NAIROBI, May 14 (Xinhua) -- A greenhouse stands in Vincent Mutua's compound in Kitengela, a suburb on the outskirts of Nairobi, Kenya's capital.
Until the middle of last year, Mutua was using the structure to grow a variety of crops that include tomatoes, capsicum and cucumbers for sale.
But he was in January forced to replace the greenhouse polythene cover with a shade net after suffering several crop losses.
"The polythene cover could not work well with the current unpredictable weather. The lengthy dry spell that hit the country from the third quarter of 2017 to April this year made growing crops in the greenhouses challenging because the inside temperatures could get too high, killing the plants," Mutua said recently.
He is among a growing number of farmers in the east African nation who are ditching the traditional greenhouse polythene covers for shade nets as the vagaries of climate change bite.
Over the years, greenhouses have been seen as the best bet for food secure nations across the world.
But in Kenya, with the weather oscillating from one extreme to another, farmers are finding it harder to use the traditional polythene-covered greenhouses as they have done for years.
The past months have seen Kenya experience unusually dry spell with temperatures in some parts of the country soaring to 36 degrees Celsius, according to the Meteorological Department.
The high temperatures led to high disease and pest incidences with the worst affected being growers of tomatoes, capsicum and leafy vegetables.
In the case of vegetables, the crops become yellow or wither due to the high humidity caused by high temperatures.
"In March, I opened the door of my greenhouse and found my spinach leaves turning yellow. At first I thought it was a disease and even applied some chemicals but later I realized it was the high temperature that was killing the crop," recounted farmer Cosmas Zenje.
Zenje farms in Kilifi at the coast, one of the areas that is worst hit by the high temperatures.
For tomatoes and capsicum, high humidity inside the plastic-filmed greenhouses is the main cause of bacterial wilt, a deadly disease that wipes out the crops.
Though expensive, Zenje has also embraced shade nets to survive in farming amid the drastic effects of climate change.
Beatrice Macharia of Growth Point agro-consultancy noted that with the dry period dominating the weather pattern in Kenya, shade nets have become a better alternative to plastic film since they allow good air circulation in the structures.
"Most traditional greenhouses have one or two windows, which initially was enough for air circulation when the temperatures were moderate but with the dry spell dominating, farmers have no choice but to embrace shade nets if they are to continue farming. The structures allow free passage of air since they are porous," she said.
She noted that if the outside temperature is about 30 degrees Celsius, inside a plastic film greenhouse, temperature will range from 31 to 41 Celsius.
According to her, unlike plastic film greenhouses, farmers can choose less density shade nets for colder areas and high density for hotter areas or combine both on the roofs and walls to create ideal environments.
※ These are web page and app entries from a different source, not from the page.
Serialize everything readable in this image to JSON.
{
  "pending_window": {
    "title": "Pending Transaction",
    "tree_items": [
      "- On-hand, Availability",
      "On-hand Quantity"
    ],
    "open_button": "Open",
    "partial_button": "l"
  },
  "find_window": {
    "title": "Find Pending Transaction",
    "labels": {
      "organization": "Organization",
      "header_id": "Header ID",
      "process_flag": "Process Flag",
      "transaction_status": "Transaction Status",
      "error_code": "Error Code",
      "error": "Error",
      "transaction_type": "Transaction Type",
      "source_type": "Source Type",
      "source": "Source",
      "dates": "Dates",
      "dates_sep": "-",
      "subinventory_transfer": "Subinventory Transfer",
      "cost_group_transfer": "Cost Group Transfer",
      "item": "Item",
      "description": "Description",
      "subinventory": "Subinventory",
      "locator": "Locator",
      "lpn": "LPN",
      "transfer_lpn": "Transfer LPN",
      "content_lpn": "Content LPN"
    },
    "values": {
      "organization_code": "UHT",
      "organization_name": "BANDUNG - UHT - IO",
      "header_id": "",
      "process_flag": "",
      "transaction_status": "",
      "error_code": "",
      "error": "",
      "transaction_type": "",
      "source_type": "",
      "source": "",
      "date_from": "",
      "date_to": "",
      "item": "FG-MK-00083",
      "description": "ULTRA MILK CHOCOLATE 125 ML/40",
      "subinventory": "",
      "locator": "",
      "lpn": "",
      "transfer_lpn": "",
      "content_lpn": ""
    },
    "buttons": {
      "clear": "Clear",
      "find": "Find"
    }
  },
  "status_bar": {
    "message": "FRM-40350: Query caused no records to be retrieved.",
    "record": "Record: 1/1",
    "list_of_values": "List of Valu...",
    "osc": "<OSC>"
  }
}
It costs an average of 80,000 shillings (about 800 U.S. dollars) to buy a standard greenhouse, but for shade nets, the price could rise to about 1,000 dollars.
Kenyan farmers, therefore, have to dig deeper into their pockets as beat the unfavorable weather.